Exhibition Dates: August 14 – September 18, 2021
In celebration of Ruth Orkin’s Centennial year, the gallery is pleased to present our third solo exhibition of work by photojournalist Ruth Orkin in our Reading Room gallery. Born September 3, 1921, Orkin was known for photographing celebrities, New York City, classical musicians and the iconic image American Girl in Italy, Florence, 1951.
Orkin received a Univex camera at 10 years old and began developing her own photographs at 12. A passionate movie-goer, Orkin was an avid autograph hunter, soon turning her passion into photographing celebrities. At 17, she took a monumental bicycle trip across the country to attend the 1939 World's Fair in New York City. At 21, she became a messenger at MGM Studios, but left because the cinematographer's union did not accept female members.
Orkin moved to New York City in 1943. She took baby pictures during the day and was a nightclub photographer at night. In the mid-1940s, Orkin became a photojournalist for many major magazines, including Life, Look, Horizon, and Ladies Home Journal. In the late 1940s, she captured classical musicians such as Leonard Bernstein, Isaac Stern, Serge Koussevitzky, and Aaron Copland.

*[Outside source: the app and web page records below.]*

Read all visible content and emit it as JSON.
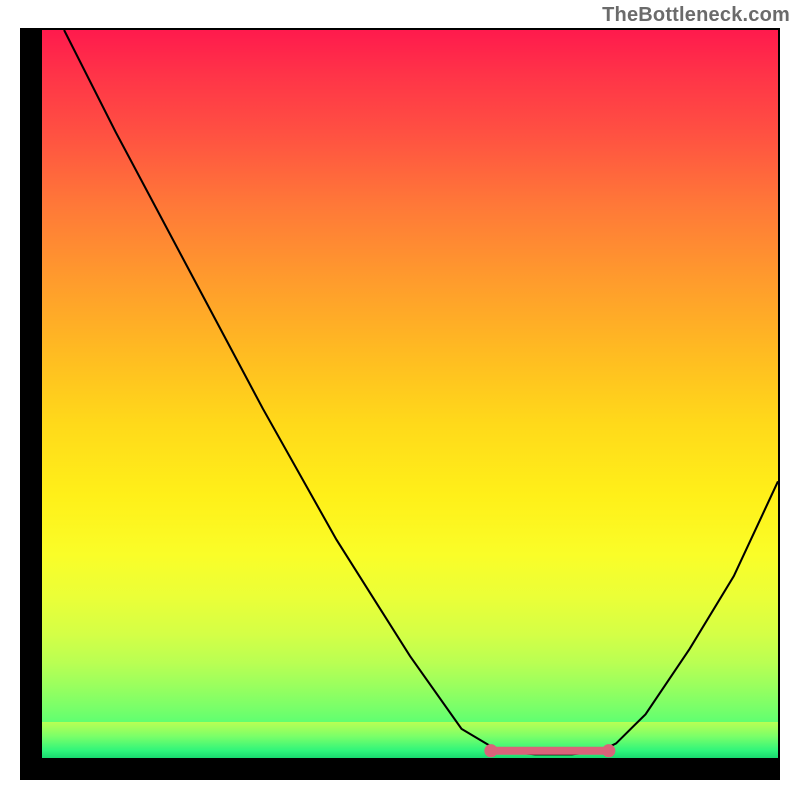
{
  "watermark": "TheBottleneck.com",
  "chart_data": {
    "type": "line",
    "title": "",
    "xlabel": "",
    "ylabel": "",
    "xlim": [
      0,
      100
    ],
    "ylim": [
      0,
      100
    ],
    "grid": false,
    "legend": false,
    "series": [
      {
        "name": "curve",
        "color": "#000000",
        "data_points": [
          {
            "x": 3,
            "y": 100
          },
          {
            "x": 10,
            "y": 86
          },
          {
            "x": 20,
            "y": 67
          },
          {
            "x": 30,
            "y": 48
          },
          {
            "x": 40,
            "y": 30
          },
          {
            "x": 50,
            "y": 14
          },
          {
            "x": 57,
            "y": 4
          },
          {
            "x": 62,
            "y": 1
          },
          {
            "x": 67,
            "y": 0.5
          },
          {
            "x": 72,
            "y": 0.5
          },
          {
            "x": 76,
            "y": 1
          },
          {
            "x": 78,
            "y": 2
          },
          {
            "x": 82,
            "y": 6
          },
          {
            "x": 88,
            "y": 15
          },
          {
            "x": 94,
            "y": 25
          },
          {
            "x": 100,
            "y": 38
          }
        ]
      }
    ],
    "highlight_band": {
      "name": "optimal-range",
      "color": "#d9637a",
      "x_start": 61,
      "x_end": 77,
      "y": 1
    },
    "gradient_background": {
      "top": "#ff1a4d",
      "middle": "#ffe728",
      "bottom": "#18d96f"
    }
  }
}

In 1951 Orkin went to Israel with the Israeli Philharmonic where she lived on a kibbutz for several months photographing her experiences. She then travelled to Italy, Paris, London, and Florence where she photographed her signature image American Girl in Italy. Orkin first met photographer Morris Engel at The Photo League, marrying him in 1952 while making the classic film, Little Fugitive. It was nominated for an Academy Award and won the Silver Lion at the Venice Film Festival. François Truffaut credited the film with starting the French New Wave. They went on to make a second award-winning film together titled Lovers and Lollipops.
In 1959 Orkin was named one of “The Ten Top Women Photographers in the U.S.” along with Dorothea Lange and Margaret Bourke-White by the Professional Photographers of America. Her priorities turned to raising a family where Orkin used her camera to photograph her two children: first, her son Andy and three years later, her daughter Mary. From her Central Park West apartment, she watched the seasons change outside her window, documenting what she saw over the next 30 years. These photographs became the subject of two books, “A World Through My Window” (1978) and “More Pictures From My Window” (1983). Her monograph “A Photo Journal” was published in 1981, followed by exhibitions and lecture tours. In 1985, after a long battle with cancer, Orkin passed away in her apartment surrounded by her remarkable legacy of photographs and the view of Central Park outside her window.
This exhibition is in conjunction with a new and expansive monograph published by Hatje Cantz, entitled Ruth Orkin: A Photo Spirit. It also coincides with a large exhibition at the Fotografiska Museum, in New York City, opening in September, 2021.